What does it mean to be a model? i-D has always believed in the power of speaking out. Today, the voices of models are more vital than ever. Here, Cameron Russell, Adwoa Aboah, Dara Allen, Christy Turlington, Anja Rubik, Hanne Gaby Odiele, Teddy Quinlivan, Paloma Elsesser, Liya Kebede, and Doutzen Kroes champion their passions, causes, fights, and beliefs.
“Gurls Talk is my baby, the thing that gets me up in the morning. It was the first place that I was able to share my story and has now become this platform where other women and girls are able to share theirs. It’s a platform that shows you that you’re not the only person in the world that might be feeling that particular way, even if you think you are. You’re able to realize that you’re not alone. From 13 to 18 I had brilliant girlfriends, an amazing mom and dad and a beautiful sister, but there was something that was missing. I hadn’t been taught how to be honest about my emotions and feelings.
I needed a place like Gurls Talk, a place where I could talk about how much I fancied that one boy, and how much I miss my parents, how I hated being at boarding school. All these quite menial things that over time built up and became something so big, far too big for me to even control anymore. I completely distanced myself from people. My relationships were deteriorating and it was all because I had let these small things bubble and bubble until they were just overwhelming. Getting out of that cycle comes day by day. I still have to work on it. Now I’m more open and more driven. I’m embracing rejection and everything that comes from putting yourself out there in the world. If I’m my real self and I go out there and show you that this is me, and you don’t like it, I’m not really that bothered because at least I was true to myself.
There are so many things I’d love to change about the fashion industry. There are so many grey areas, so many stories of sexual assault, it makes me so sad to even think about them. We need to first embrace everyone, listen, and not shame any victim. I truly believe there should be a minimum age for modeling. When I was 17, 16, I did bits and bobs but school was my main priority. But for someone who is sending money home, you don't know who you are. I'm still finding out who I am and I'm 25.
As a positive I think the industry has become more accepting of non-traditional beauty. It makes me really happy because there are girls that are unconventionally beautiful and they're looking through magazines and they're swiping through Instagram and they're seeing someone that looks like them.”
Photography Inez & Vinoodh
Fashion director Alastair McKimm

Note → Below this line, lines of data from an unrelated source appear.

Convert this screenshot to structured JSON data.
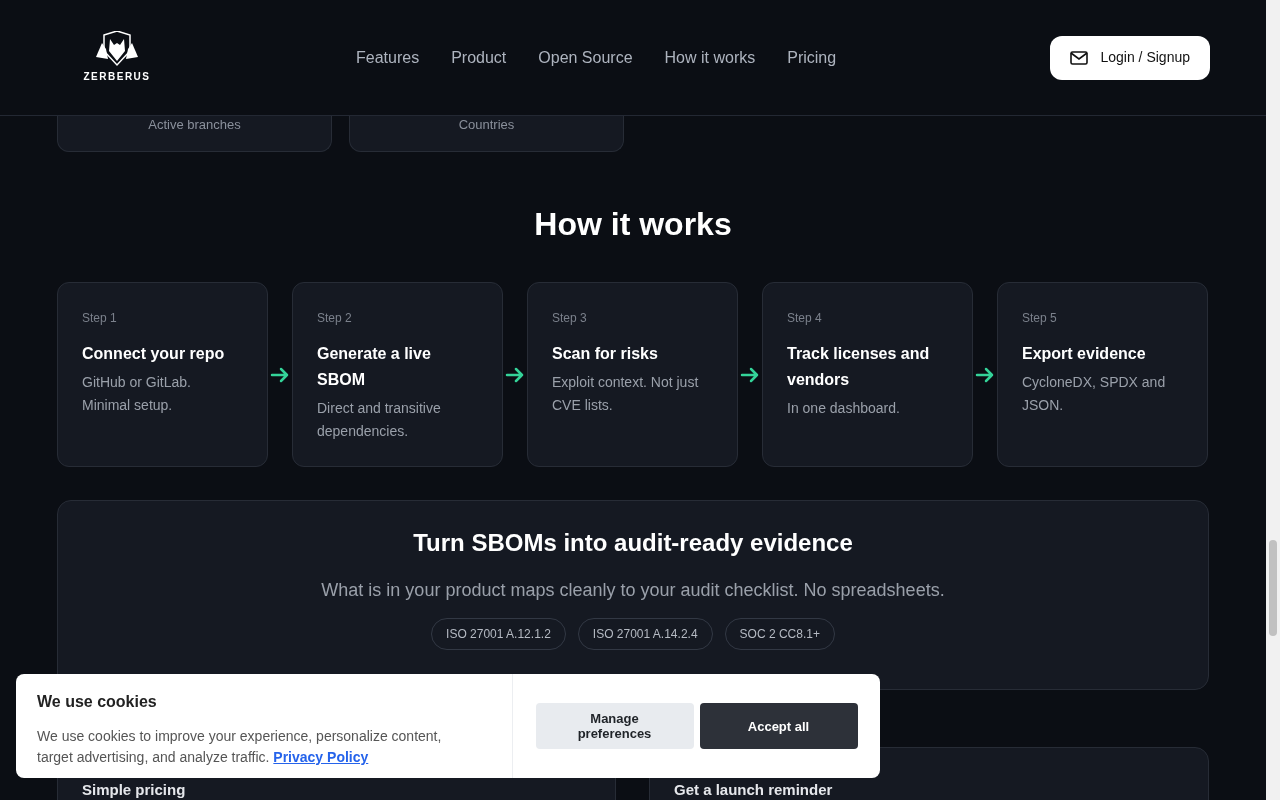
{
  "header": {
    "logo_text": "ZERBERUS",
    "nav": [
      "Features",
      "Product",
      "Open Source",
      "How it works",
      "Pricing"
    ],
    "login_button": "Login / Signup"
  },
  "stats": [
    "Active branches",
    "Countries"
  ],
  "how_it_works": {
    "title": "How it works",
    "steps": [
      {
        "step": "Step 1",
        "title": "Connect your repo",
        "text": "GitHub or GitLab. Minimal setup."
      },
      {
        "step": "Step 2",
        "title": "Generate a live SBOM",
        "text": "Direct and transitive dependencies."
      },
      {
        "step": "Step 3",
        "title": "Scan for risks",
        "text": "Exploit context. Not just CVE lists."
      },
      {
        "step": "Step 4",
        "title": "Track licenses and vendors",
        "text": "In one dashboard."
      },
      {
        "step": "Step 5",
        "title": "Export evidence",
        "text": "CycloneDX, SPDX and JSON."
      }
    ]
  },
  "evidence": {
    "title": "Turn SBOMs into audit-ready evidence",
    "subtitle": "What is in your product maps cleanly to your audit checklist. No spreadsheets.",
    "tags": [
      "ISO 27001 A.12.1.2",
      "ISO 27001 A.14.2.4",
      "SOC 2 CC8.1+"
    ]
  },
  "bottom_cards": [
    "Simple pricing",
    "Get a launch reminder"
  ],
  "cookie_banner": {
    "title": "We use cookies",
    "text": "We use cookies to improve your experience, personalize content, target advertising, and analyze traffic.",
    "link": "Privacy Policy",
    "buttons": [
      {
        "label": "Manage preferences",
        "kind": "secondary"
      },
      {
        "label": "Accept all",
        "kind": "primary"
      }
    ]
  }
}
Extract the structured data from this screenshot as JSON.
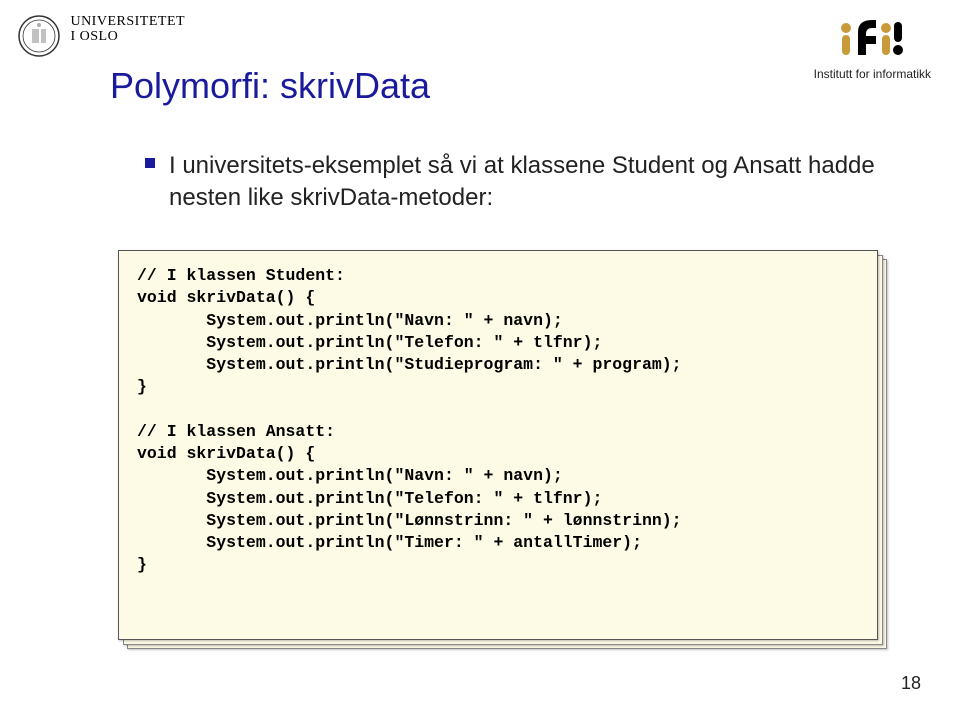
{
  "header": {
    "uio_line1": "UNIVERSITETET",
    "uio_line2": "I OSLO",
    "ifi_subtitle": "Institutt for informatikk"
  },
  "title": "Polymorfi: skrivData",
  "bullet": "I universitets-eksemplet så vi at klassene Student og Ansatt hadde nesten like skrivData-metoder:",
  "code": "// I klassen Student:\nvoid skrivData() {\n       System.out.println(\"Navn: \" + navn);\n       System.out.println(\"Telefon: \" + tlfnr);\n       System.out.println(\"Studieprogram: \" + program);\n}\n\n// I klassen Ansatt:\nvoid skrivData() {\n       System.out.println(\"Navn: \" + navn);\n       System.out.println(\"Telefon: \" + tlfnr);\n       System.out.println(\"Lønnstrinn: \" + lønnstrinn);\n       System.out.println(\"Timer: \" + antallTimer);\n}",
  "page_number": "18"
}
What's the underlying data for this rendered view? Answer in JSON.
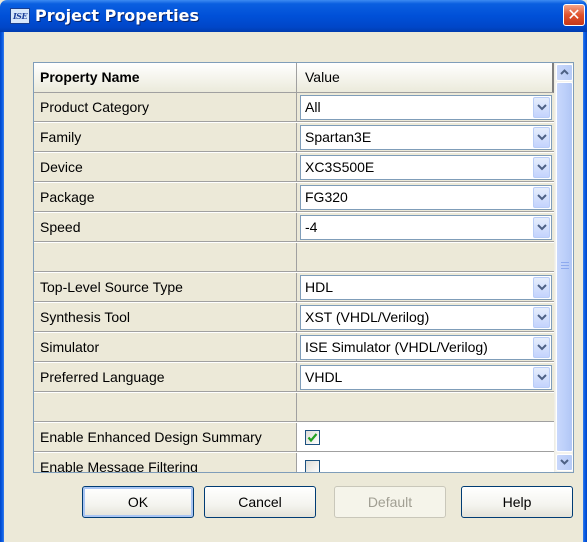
{
  "window": {
    "title": "Project Properties",
    "icon_text": "ISE",
    "close_glyph": "✕"
  },
  "grid": {
    "header": {
      "name": "Property Name",
      "value": "Value"
    },
    "rows": [
      {
        "kind": "combo",
        "name": "Product Category",
        "value": "All"
      },
      {
        "kind": "combo",
        "name": "Family",
        "value": "Spartan3E"
      },
      {
        "kind": "combo",
        "name": "Device",
        "value": "XC3S500E"
      },
      {
        "kind": "combo",
        "name": "Package",
        "value": "FG320"
      },
      {
        "kind": "combo",
        "name": "Speed",
        "value": "-4"
      },
      {
        "kind": "spacer"
      },
      {
        "kind": "combo",
        "name": "Top-Level Source Type",
        "value": "HDL"
      },
      {
        "kind": "combo",
        "name": "Synthesis Tool",
        "value": "XST (VHDL/Verilog)"
      },
      {
        "kind": "combo",
        "name": "Simulator",
        "value": "ISE Simulator (VHDL/Verilog)"
      },
      {
        "kind": "combo",
        "name": "Preferred Language",
        "value": "VHDL"
      },
      {
        "kind": "spacer"
      },
      {
        "kind": "checkbox",
        "name": "Enable Enhanced Design Summary",
        "checked": true
      },
      {
        "kind": "checkbox",
        "name": "Enable Message Filtering",
        "checked": false
      }
    ]
  },
  "buttons": {
    "ok": "OK",
    "cancel": "Cancel",
    "default": "Default",
    "help": "Help"
  },
  "colors": {
    "title_bar": "#0050d8",
    "dialog_bg": "#ece9d8",
    "checkmark": "#21a121",
    "close_button": "#e0522c"
  }
}
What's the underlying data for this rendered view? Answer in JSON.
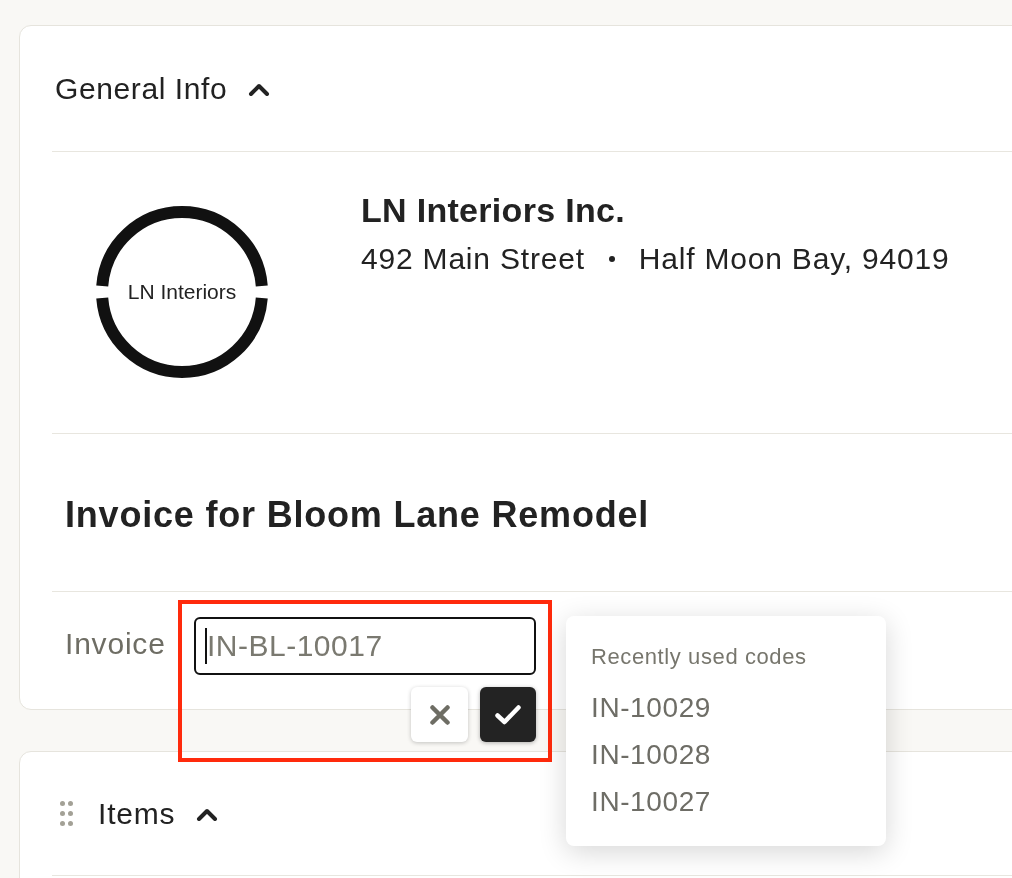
{
  "general_info": {
    "title": "General Info",
    "expanded": true,
    "company": {
      "logo_text": "LN Interiors",
      "name": "LN Interiors Inc.",
      "address": [
        "492 Main Street",
        "Half Moon Bay, 94019"
      ]
    },
    "invoice_title": "Invoice for Bloom Lane Remodel",
    "invoice_field": {
      "label": "Invoice",
      "value": "IN-BL-10017",
      "focused": true,
      "highlighted": true,
      "actions": [
        {
          "kind": "cancel"
        },
        {
          "kind": "confirm"
        }
      ]
    }
  },
  "suggestions": {
    "title": "Recently used codes",
    "items": [
      "IN-10029",
      "IN-10028",
      "IN-10027"
    ]
  },
  "items_section": {
    "title": "Items",
    "expanded": true,
    "draggable": true
  }
}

Hair Christiaan. Makeup Kabuki at Kabuki Magic using M.A.C Cosmetics. Nail technician Daria Hardeman at Starworks using Deborah Lippmann. Lighting director Jodokus Driessen. Digital technician Brian Anderson. Photography assistance Joe Hume. Studio manager Marc Kroop. Styling assistance Maggie Foster, Desiree Adejde and Umi Jiang. Hair assistance Taku. Make-up assistance Yumi Kaizuka, Michael Chua and Satsuki Soma. Nail assistance Gladys Castillo. Production Tucker Bibilis at VLM Productions. Executive production Stephanie Bargas at VLM Productions. Production co-ordination Eva Harte at VLM Productions. Production assistance John Nadnazi and Michelle Murray. Casting director Samuel Ellis Scheinman for DMCASTING. Models Christy Turlington at BMC. Liya Kebede at IMG. Cameron Russell at The Lions. Doutzen Kroes, Anja Rubik and Adwoa Aboah at DNA. Teddy Quinlivan and Hanne Gaby at Women. Paloma Elsesser at Muse. Dara Allen at Heroes. These interviews have been condensed and edited.